Minister Richard Bruton welcomes HEAnet roll-out of Ireland’s first national 100 gigabit-per-second network to serve the education and research sector. Dublin City University is the first Irish university to connect to new high-speed network. #FutureofEdu
The Minister for Education and Skills, Richard Bruton T.D. has welcomed the roll-out of HEAnet’s upgraded national education and research network, which will benefit students, teachers, researchers and support staff across the country.

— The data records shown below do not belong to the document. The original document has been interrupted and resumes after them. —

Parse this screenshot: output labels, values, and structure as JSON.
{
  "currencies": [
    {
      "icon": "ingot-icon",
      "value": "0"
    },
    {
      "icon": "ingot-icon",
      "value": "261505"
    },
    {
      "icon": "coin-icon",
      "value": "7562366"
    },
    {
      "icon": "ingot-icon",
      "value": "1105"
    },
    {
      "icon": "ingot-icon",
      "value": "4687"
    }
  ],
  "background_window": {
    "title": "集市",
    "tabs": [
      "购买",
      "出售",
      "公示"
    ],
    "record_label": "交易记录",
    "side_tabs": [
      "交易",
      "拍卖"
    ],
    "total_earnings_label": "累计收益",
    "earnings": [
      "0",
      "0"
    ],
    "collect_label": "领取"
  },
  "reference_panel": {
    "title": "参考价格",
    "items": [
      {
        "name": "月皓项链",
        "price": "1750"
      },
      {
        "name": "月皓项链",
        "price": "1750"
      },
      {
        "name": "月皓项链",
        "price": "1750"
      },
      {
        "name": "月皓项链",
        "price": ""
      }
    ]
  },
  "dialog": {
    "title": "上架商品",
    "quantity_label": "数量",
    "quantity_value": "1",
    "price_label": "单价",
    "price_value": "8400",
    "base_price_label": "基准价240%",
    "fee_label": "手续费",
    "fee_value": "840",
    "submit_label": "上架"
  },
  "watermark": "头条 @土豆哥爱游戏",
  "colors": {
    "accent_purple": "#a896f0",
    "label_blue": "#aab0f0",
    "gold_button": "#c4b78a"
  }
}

The new HEAnet network delivers 100 gigabit-per-second (Gbps) capacity, making it capable of carrying ultra-high bandwidth traffic for Universities, Institutes of Technologies and other Higher Education Institutions across 216 locations in Ireland. The €5 million e-infrastructure project is funded by the Department of Education and Skills through the Higher Education Authority (HEA).
Minister Bruton was shown how the new network is already being used for learning, collaboration and research on a visit to the Glasnevin campus of Dublin City University, which is the first University in the country to connect to the high-speed network.
Minister Bruton was met by Kerrie Power, the newly-appointed CEO of HEAnet, Professor Brian MacCraith, the President of DCU, Barbara McConalogue, Director of Information Systems Services at DCU and Darragh Richardson of Agile Networks in Dublin, HEAnet’s network integration partner on the project.
Speaking at DCU, Minister Bruton said,
“A digital revolution is taking place and we want to ensure that Ireland is well-placed to take advantage of the opportunities that arise by having high speed connectivity at all levels within our education system. This is a key aim outlined in the Action Plan for Education, which aims to make the Irish education and training service the best in Europe within a decade. Through HEAnet, more than a million students along with nearly 89,000 teachers, researchers and support staff rely on high speed broadband connectivity every day for learning, collaboration and research. From speaking with students and staff during my visit to DCU, I can see how this new infrastructure is enabling the digital campuses of the future. I warmly welcome the roll-out of the new HEAnet network, coinciding with the start of the new academic year.”
Kerrie Power, CEO of HEAnet, said: “In future-proofing our National Education and Research Network, it is vital that we maintain investment in essential e-Infrastructure services and connectivity. Thanks to Ireland’s first national 100 gigabit-per-second resilient network, which is funded by the Department of Education and Skills through the HEA, we have a scalable infrastructure in place to meet the ever-increasing demands of Ireland’s thriving education and research sector.”
The President of DCU, Brian MacCraith said,
“This exciting collaboration with HEAnet and Agile Networks, coupled with a significant €8m IT infrastructure investment by DCU itself, is testament to our commitment to developing a 21st Century Digital Campus. With the most modern IT network within the third-level sector and a 400 fold increase in our IT network capacity, we are transforming the teaching, learning and research landscape for all students and staff at DCU. Our more than 17 000 students arriving on campus over the coming weeks will benefit from classrooms equipped with state-of-the-art technology to enable the latest teaching and learning innovations including lecture capture, remote streaming, and local and remote student engagement.”
HEAnet has invested €5 million over three years in this network upgrade project to connect 216 higher education and research locations across the 2,500 kilometre national fibre network. In all, over 1 million students and nearly 89,000* researchers, teachers and support staff across primary, secondary and third level will ultimately benefit from the increased capacity of the network.
Dublin-based Agile Networks are providing network design, build and ongoing support services in a technology partnership with Juniper Networks. Agile Network’s Managing Director, Darragh Richardson said that the new network was a “game-changer” for Ireland’s education and research sector, saying: “With a 100 gigabit-per-second capacity, this means that it takes only one second to download 100,000 eBooks or 600,000 web pages and this is a game-changer for the way we learn, collaborate, innovate and research. Importantly, the new provisioning system will also drastically reduce the time it takes to connect other education bodies and new services to the network.”
Following the successful completion of a phased roll-out to the main urban campus locations, six of the seven Universities are now connected to the new network. The upgrade project will now address remaining campus sites in regional locations with the national roll-out of the 216 locations due to conclude in early 2018.
Further details about the 100 Gbps network are available on the HEAnet website at www.heanet.ie.
Details of DCU's digital transformation programme can be found here.